EXERCISE: Provide the records once more, identical to the original.

RECORDS FOR THE TASK:

━━━━━━━━━━━━━━━━

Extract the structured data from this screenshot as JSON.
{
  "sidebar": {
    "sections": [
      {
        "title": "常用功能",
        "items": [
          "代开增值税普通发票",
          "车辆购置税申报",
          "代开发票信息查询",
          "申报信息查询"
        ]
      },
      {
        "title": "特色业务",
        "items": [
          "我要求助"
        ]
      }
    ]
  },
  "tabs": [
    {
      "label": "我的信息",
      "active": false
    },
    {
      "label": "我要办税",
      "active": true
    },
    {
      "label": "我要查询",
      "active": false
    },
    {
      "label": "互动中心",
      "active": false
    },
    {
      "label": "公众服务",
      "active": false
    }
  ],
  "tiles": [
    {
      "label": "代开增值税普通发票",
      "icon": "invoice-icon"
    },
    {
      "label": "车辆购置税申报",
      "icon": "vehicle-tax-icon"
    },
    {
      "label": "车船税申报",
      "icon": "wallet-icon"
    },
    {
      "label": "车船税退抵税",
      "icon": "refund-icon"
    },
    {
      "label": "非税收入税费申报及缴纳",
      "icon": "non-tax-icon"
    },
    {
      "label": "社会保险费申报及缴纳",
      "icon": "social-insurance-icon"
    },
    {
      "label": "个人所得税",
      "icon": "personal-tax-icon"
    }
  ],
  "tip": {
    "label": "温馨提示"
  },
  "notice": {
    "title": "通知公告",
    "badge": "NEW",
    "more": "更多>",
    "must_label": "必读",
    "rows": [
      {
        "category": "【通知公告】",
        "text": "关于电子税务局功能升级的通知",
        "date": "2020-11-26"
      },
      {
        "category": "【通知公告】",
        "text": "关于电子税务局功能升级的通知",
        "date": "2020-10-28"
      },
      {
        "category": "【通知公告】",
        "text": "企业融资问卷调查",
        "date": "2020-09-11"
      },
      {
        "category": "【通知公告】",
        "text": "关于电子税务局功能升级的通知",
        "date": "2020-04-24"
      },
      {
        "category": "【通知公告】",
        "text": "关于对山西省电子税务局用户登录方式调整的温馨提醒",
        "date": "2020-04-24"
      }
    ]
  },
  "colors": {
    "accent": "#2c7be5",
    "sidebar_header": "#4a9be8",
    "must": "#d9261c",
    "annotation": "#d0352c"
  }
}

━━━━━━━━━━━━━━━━

TASK ANSWER:
Extract the structured data from this screenshot as JSON.
{
  "sidebar": {
    "sections": [
      {
        "title": "常用功能",
        "items": [
          "代开增值税普通发票",
          "车辆购置税申报",
          "代开发票信息查询",
          "申报信息查询"
        ]
      },
      {
        "title": "特色业务",
        "items": [
          "我要求助"
        ]
      }
    ]
  },
  "tabs": [
    {
      "label": "我的信息",
      "active": false
    },
    {
      "label": "我要办税",
      "active": true
    },
    {
      "label": "我要查询",
      "active": false
    },
    {
      "label": "互动中心",
      "active": false
    },
    {
      "label": "公众服务",
      "active": false
    }
  ],
  "tiles": [
    {
      "label": "代开增值税普通发票",
      "icon": "invoice-icon"
    },
    {
      "label": "车辆购置税申报",
      "icon": "vehicle-tax-icon"
    },
    {
      "label": "车船税申报",
      "icon": "wallet-icon"
    },
    {
      "label": "车船税退抵税",
      "icon": "refund-icon"
    },
    {
      "label": "非税收入税费申报及缴纳",
      "icon": "non-tax-icon"
    },
    {
      "label": "社会保险费申报及缴纳",
      "icon": "social-insurance-icon"
    },
    {
      "label": "个人所得税",
      "icon": "personal-tax-icon"
    }
  ],
  "tip": {
    "label": "温馨提示"
  },
  "notice": {
    "title": "通知公告",
    "badge": "NEW",
    "more": "更多>",
    "must_label": "必读",
    "rows": [
      {
        "category": "【通知公告】",
        "text": "关于电子税务局功能升级的通知",
        "date": "2020-11-26"
      },
      {
        "category": "【通知公告】",
        "text": "关于电子税务局功能升级的通知",
        "date": "2020-10-28"
      },
      {
        "category": "【通知公告】",
        "text": "企业融资问卷调查",
        "date": "2020-09-11"
      },
      {
        "category": "【通知公告】",
        "text": "关于电子税务局功能升级的通知",
        "date": "2020-04-24"
      },
      {
        "category": "【通知公告】",
        "text": "关于对山西省电子税务局用户登录方式调整的温馨提醒",
        "date": "2020-04-24"
      }
    ]
  },
  "colors": {
    "accent": "#2c7be5",
    "sidebar_header": "#4a9be8",
    "must": "#d9261c",
    "annotation": "#d0352c"
  }
}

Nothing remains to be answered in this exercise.